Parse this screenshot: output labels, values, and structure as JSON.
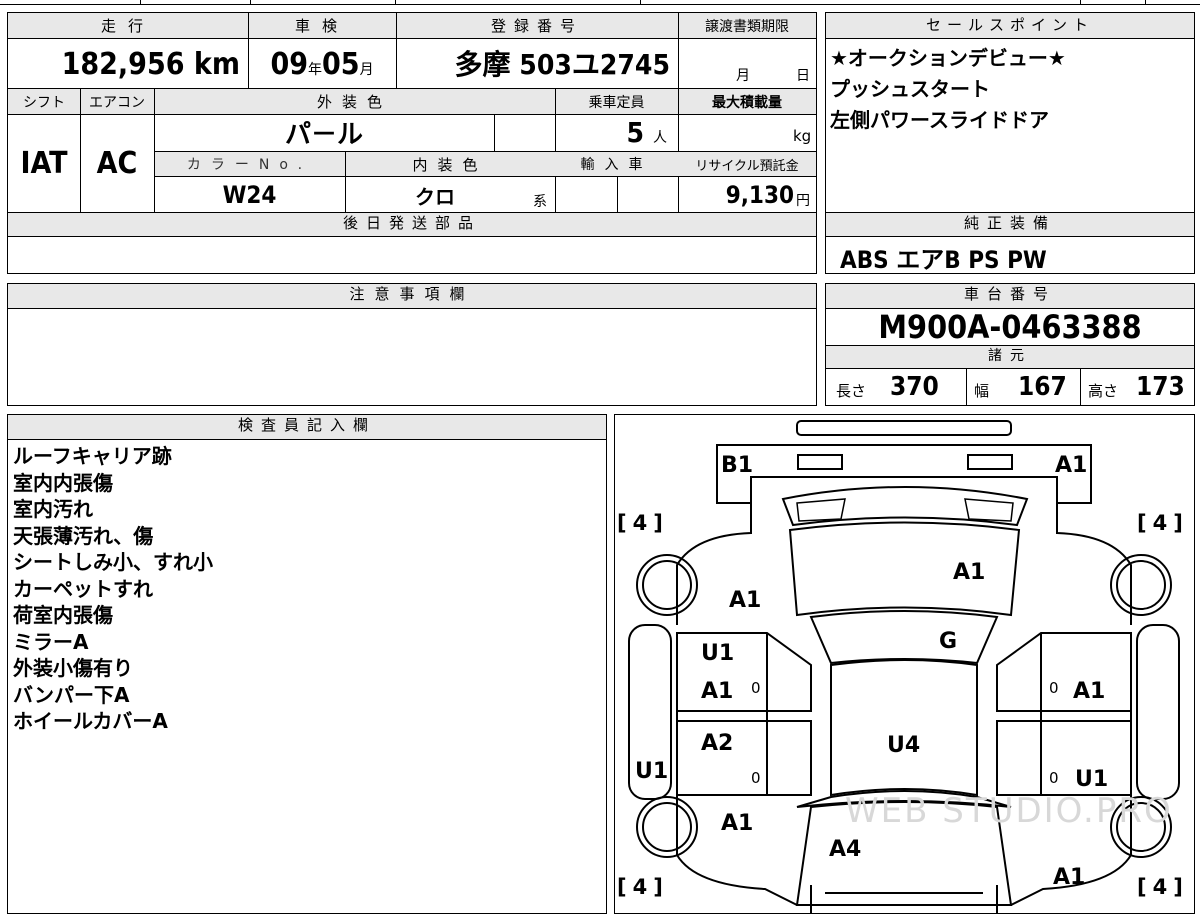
{
  "top": {
    "mileage": {
      "label": "走行",
      "value": "182,956",
      "unit": "km"
    },
    "inspection": {
      "label": "車検",
      "year": "09",
      "year_unit": "年",
      "month": "05",
      "month_unit": "月"
    },
    "registration": {
      "label": "登録番号",
      "value": "多摩 503ユ2745"
    },
    "transfer_deadline": {
      "label": "譲渡書類期限",
      "month_unit": "月",
      "day_unit": "日"
    },
    "shift": {
      "label": "シフト",
      "value": "IAT"
    },
    "aircon": {
      "label": "エアコン",
      "value": "AC"
    },
    "exterior_color": {
      "label": "外装色",
      "value": "パ－ル"
    },
    "capacity": {
      "label": "乗車定員",
      "value": "5",
      "unit": "人"
    },
    "max_load": {
      "label": "最大積載量",
      "unit": "kg"
    },
    "color_no": {
      "label": "カラーNo.",
      "value": "W24"
    },
    "interior_color": {
      "label": "内装色",
      "value": "クロ",
      "suffix": "系"
    },
    "import": {
      "label": "輸入車"
    },
    "recycle_fee": {
      "label": "リサイクル預託金",
      "value": "9,130",
      "unit": "円"
    }
  },
  "sales_points": {
    "label": "セールスポイント",
    "lines": [
      "★オークションデビュー★",
      "プッシュスタート",
      "左側パワースライドドア"
    ]
  },
  "later_parts": {
    "label": "後日発送部品"
  },
  "genuine_equipment": {
    "label": "純正装備",
    "value": "ABS エアB PS PW"
  },
  "caution": {
    "label": "注意事項欄"
  },
  "chassis_number": {
    "label": "車台番号",
    "value": "M900A-0463388"
  },
  "specs": {
    "label": "諸元",
    "length_label": "長さ",
    "length": "370",
    "width_label": "幅",
    "width": "167",
    "height_label": "高さ",
    "height": "173"
  },
  "inspector_notes": {
    "label": "検査員記入欄",
    "lines": [
      "ルーフキャリア跡",
      "室内内張傷",
      "室内汚れ",
      "天張薄汚れ、傷",
      "シートしみ小、すれ小",
      "カーペットすれ",
      "荷室内張傷",
      "ミラーA",
      "外装小傷有り",
      "バンパー下A",
      "ホイールカバーA"
    ]
  },
  "diagram": {
    "tire_depths": [
      "4",
      "4",
      "4",
      "4"
    ],
    "marks": {
      "rear_left": "B1",
      "rear_right": "A1",
      "roof": "A1",
      "left_rear_quarter": "A1",
      "rear_glass": "G",
      "left_rear_door_1": "U1",
      "left_rear_door_2": "A1",
      "left_front_door": "A2",
      "right_rear_door": "A1",
      "right_front_door": "U1",
      "left_side_u": "U1",
      "floor": "U4",
      "left_front_fender": "A1",
      "hood": "A4",
      "right_front": "A1",
      "zero": "0"
    },
    "watermark": "WEB STUDIO.PRO"
  }
}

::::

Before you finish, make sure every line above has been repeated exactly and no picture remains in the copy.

Parse this screenshot: output labels, values, and structure as JSON.
{
  "top": {
    "mileage": {
      "label": "走行",
      "value": "182,956",
      "unit": "km"
    },
    "inspection": {
      "label": "車検",
      "year": "09",
      "year_unit": "年",
      "month": "05",
      "month_unit": "月"
    },
    "registration": {
      "label": "登録番号",
      "value": "多摩 503ユ2745"
    },
    "transfer_deadline": {
      "label": "譲渡書類期限",
      "month_unit": "月",
      "day_unit": "日"
    },
    "shift": {
      "label": "シフト",
      "value": "IAT"
    },
    "aircon": {
      "label": "エアコン",
      "value": "AC"
    },
    "exterior_color": {
      "label": "外装色",
      "value": "パ－ル"
    },
    "capacity": {
      "label": "乗車定員",
      "value": "5",
      "unit": "人"
    },
    "max_load": {
      "label": "最大積載量",
      "unit": "kg"
    },
    "color_no": {
      "label": "カラーNo.",
      "value": "W24"
    },
    "interior_color": {
      "label": "内装色",
      "value": "クロ",
      "suffix": "系"
    },
    "import": {
      "label": "輸入車"
    },
    "recycle_fee": {
      "label": "リサイクル預託金",
      "value": "9,130",
      "unit": "円"
    }
  },
  "sales_points": {
    "label": "セールスポイント",
    "lines": [
      "★オークションデビュー★",
      "プッシュスタート",
      "左側パワースライドドア"
    ]
  },
  "later_parts": {
    "label": "後日発送部品"
  },
  "genuine_equipment": {
    "label": "純正装備",
    "value": "ABS エアB PS PW"
  },
  "caution": {
    "label": "注意事項欄"
  },
  "chassis_number": {
    "label": "車台番号",
    "value": "M900A-0463388"
  },
  "specs": {
    "label": "諸元",
    "length_label": "長さ",
    "length": "370",
    "width_label": "幅",
    "width": "167",
    "height_label": "高さ",
    "height": "173"
  },
  "inspector_notes": {
    "label": "検査員記入欄",
    "lines": [
      "ルーフキャリア跡",
      "室内内張傷",
      "室内汚れ",
      "天張薄汚れ、傷",
      "シートしみ小、すれ小",
      "カーペットすれ",
      "荷室内張傷",
      "ミラーA",
      "外装小傷有り",
      "バンパー下A",
      "ホイールカバーA"
    ]
  },
  "diagram": {
    "tire_depths": [
      "4",
      "4",
      "4",
      "4"
    ],
    "marks": {
      "rear_left": "B1",
      "rear_right": "A1",
      "roof": "A1",
      "left_rear_quarter": "A1",
      "rear_glass": "G",
      "left_rear_door_1": "U1",
      "left_rear_door_2": "A1",
      "left_front_door": "A2",
      "right_rear_door": "A1",
      "right_front_door": "U1",
      "left_side_u": "U1",
      "floor": "U4",
      "left_front_fender": "A1",
      "hood": "A4",
      "right_front": "A1",
      "zero": "0"
    },
    "watermark": "WEB STUDIO.PRO"
  }
}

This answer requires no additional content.